==== MATERIAL FOR THIS EXERCISE ====

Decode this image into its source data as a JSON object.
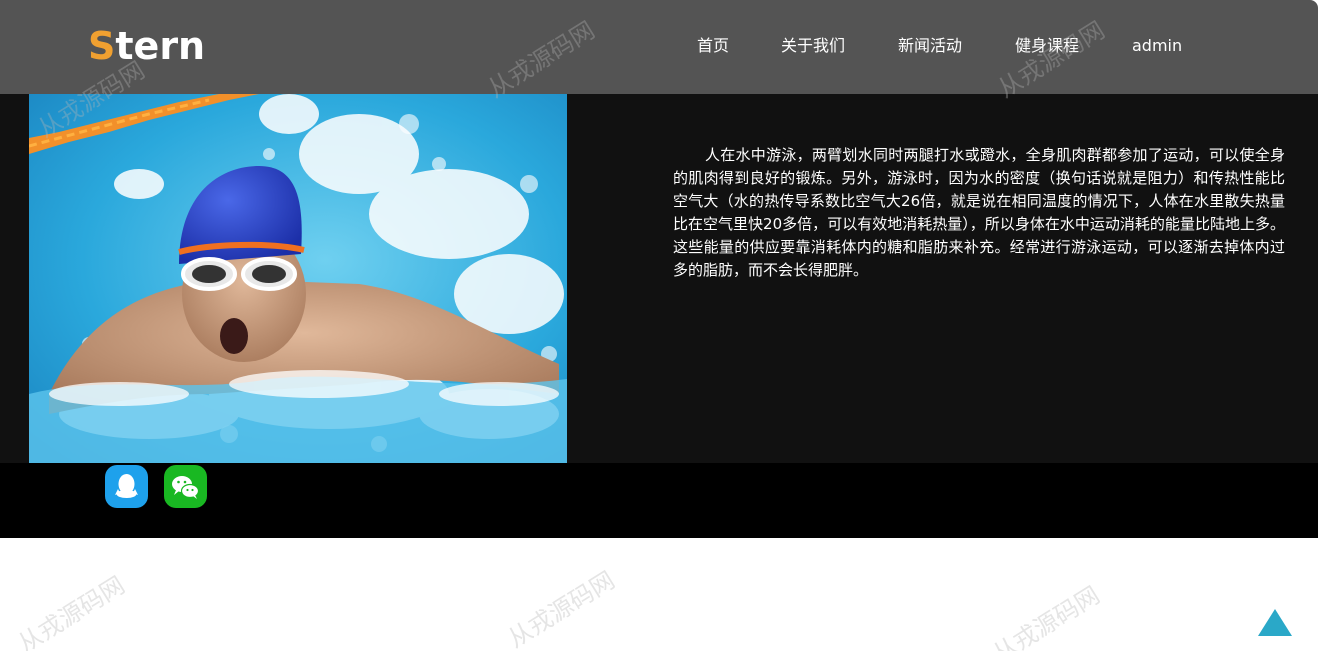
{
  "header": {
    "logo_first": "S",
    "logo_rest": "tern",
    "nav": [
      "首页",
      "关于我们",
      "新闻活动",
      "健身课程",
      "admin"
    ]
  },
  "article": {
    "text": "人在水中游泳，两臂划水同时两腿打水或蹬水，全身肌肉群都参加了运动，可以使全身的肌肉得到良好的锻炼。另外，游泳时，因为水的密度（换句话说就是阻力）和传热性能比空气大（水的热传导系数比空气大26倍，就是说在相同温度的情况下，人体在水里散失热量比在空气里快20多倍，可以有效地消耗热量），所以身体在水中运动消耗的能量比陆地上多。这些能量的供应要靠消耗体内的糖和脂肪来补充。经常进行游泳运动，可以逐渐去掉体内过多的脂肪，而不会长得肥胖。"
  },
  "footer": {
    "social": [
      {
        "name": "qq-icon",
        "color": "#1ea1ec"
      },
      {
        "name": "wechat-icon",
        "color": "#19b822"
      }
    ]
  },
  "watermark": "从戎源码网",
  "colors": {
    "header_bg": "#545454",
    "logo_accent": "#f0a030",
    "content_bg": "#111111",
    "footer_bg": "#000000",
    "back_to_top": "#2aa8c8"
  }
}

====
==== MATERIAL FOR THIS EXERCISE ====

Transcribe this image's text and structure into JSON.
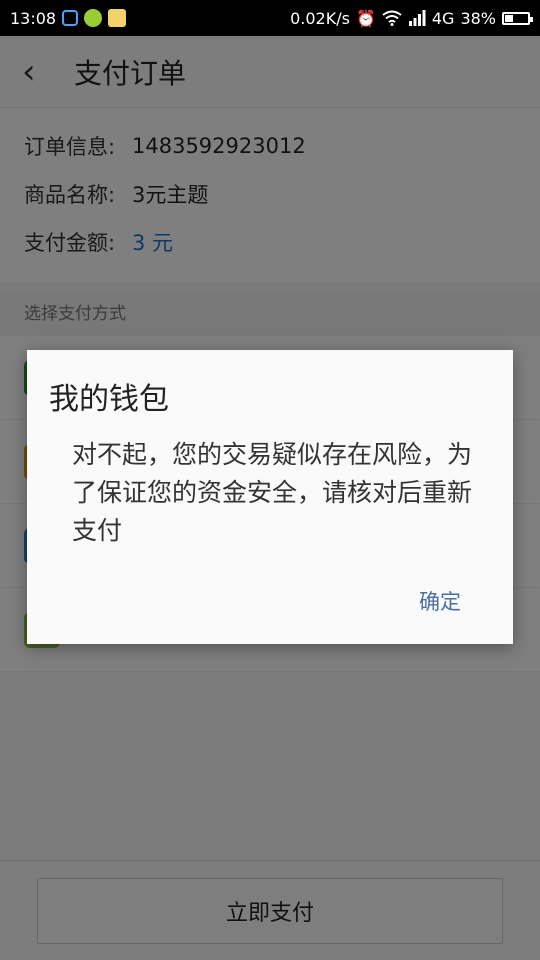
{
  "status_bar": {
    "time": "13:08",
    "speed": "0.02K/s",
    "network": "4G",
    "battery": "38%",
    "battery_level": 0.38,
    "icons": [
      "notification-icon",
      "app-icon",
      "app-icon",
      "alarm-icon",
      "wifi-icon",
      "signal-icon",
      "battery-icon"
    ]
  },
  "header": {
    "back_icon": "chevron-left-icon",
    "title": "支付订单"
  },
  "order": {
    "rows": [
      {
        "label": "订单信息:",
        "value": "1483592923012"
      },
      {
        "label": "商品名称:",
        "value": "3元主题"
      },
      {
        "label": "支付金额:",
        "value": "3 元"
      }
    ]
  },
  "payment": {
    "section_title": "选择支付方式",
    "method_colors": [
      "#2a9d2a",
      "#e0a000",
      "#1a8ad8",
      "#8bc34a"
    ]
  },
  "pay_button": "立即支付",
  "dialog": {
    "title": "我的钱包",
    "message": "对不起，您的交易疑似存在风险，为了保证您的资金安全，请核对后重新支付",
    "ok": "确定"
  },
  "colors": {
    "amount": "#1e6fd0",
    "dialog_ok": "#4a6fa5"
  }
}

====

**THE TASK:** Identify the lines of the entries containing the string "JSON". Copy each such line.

**PROBLEM SOLUTION:**
Decode this image into its source data as a JSON object.
Transcribe this image's text and structure into JSON.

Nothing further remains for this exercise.